Skip to main content

Thank you for visiting You are using a browser version with limited support for CSS. To obtain the best experience, we recommend you use a more up to date browser (or turn off compatibility mode in Internet Explorer). In the meantime, to ensure continued support, we are displaying the site without styles and JavaScript.

  • Paper
  • Published:

Body weight and weight change and their health implications for the elderly

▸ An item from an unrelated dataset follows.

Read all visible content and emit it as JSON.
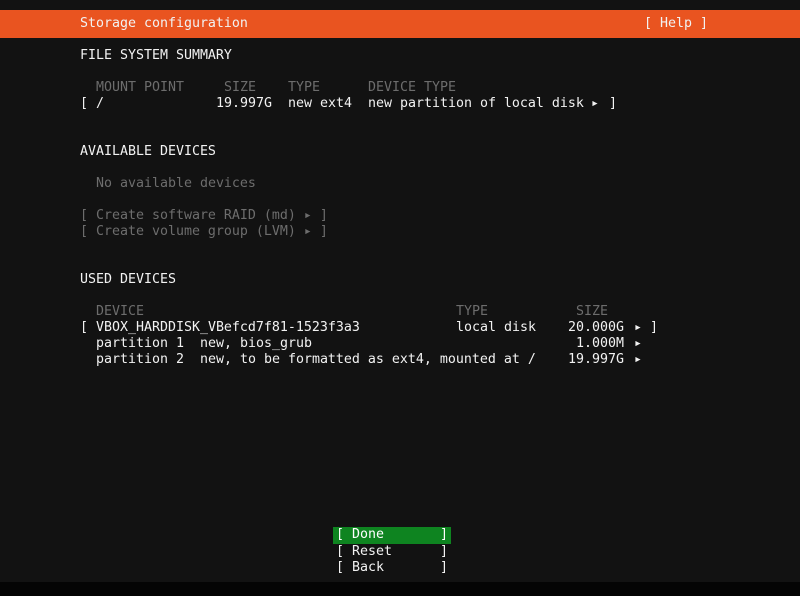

After the age of 60 y, body weight on average tends to decrease. The contribution of fat mass to this weight loss is relatively small, but fat tends to be redistributed with advancing age toward more abdominal (particularly visceral) fat. Anthropometric data are relatively poor indicators of these aging processes. This may be one of the explanations why the relationship between high body mass index and mortality is less pronounced in older than in younger people. Reduced lipolysis in the visceral fat depot with aging is among potential explanations why increased visceral fat seems to be less harmful in elderly subjects compared to young adults. Even though the relative contribution of increased fat mass to mortality may be less pronounced in elderly people, the impact on disability and functional limitations is found to be important from both a clinical and a public health point of view. At the other end of the scale studies have shown that low body mass index and weight loss in the elderly are both strong predictors of subsequent mortality. This cannot be explained by effects of smoking and early mortality after baseline. There are only few systematic studies comparing the predictive validity of different anthropometric data for mortality. One recent prospective study showed that a high waist circumference (in non-smoking men) may be a better predictor of all-cause mortality than high body mass index and waist/hip ratio. Low BMI was a better predictor of mortality than low waist circumference. In conclusion changes in body composition and fat distribution with aging are poorly captured by standard anthropometric data. Low lean body mass is probably better reflected by low BMI, whereas increased (abdominal) fatness is better reflected by increased waist circumference.

European Journal of Clinical Nutrition (2000) 54, Suppl 3, S33–S39

This is a preview of subscription content, access via your institution

Access options

Buy this article

Prices may be subject to local taxes which are calculated during checkout

Similar content being viewed by others

Author information

Authors and Affiliations


Corresponding author

Correspondence to JC Seidell.

Rights and permissions

Reprints and permissions

About this article

Cite this article

Seidell, J., Visscher, T. Body weight and weight change and their health implications for the elderly. Eur J Clin Nutr 54 (Suppl 3), S33–S39 (2000).

Download citation

  • Published:

  • Issue Date:

  • DOI:


This article is cited by


Quick links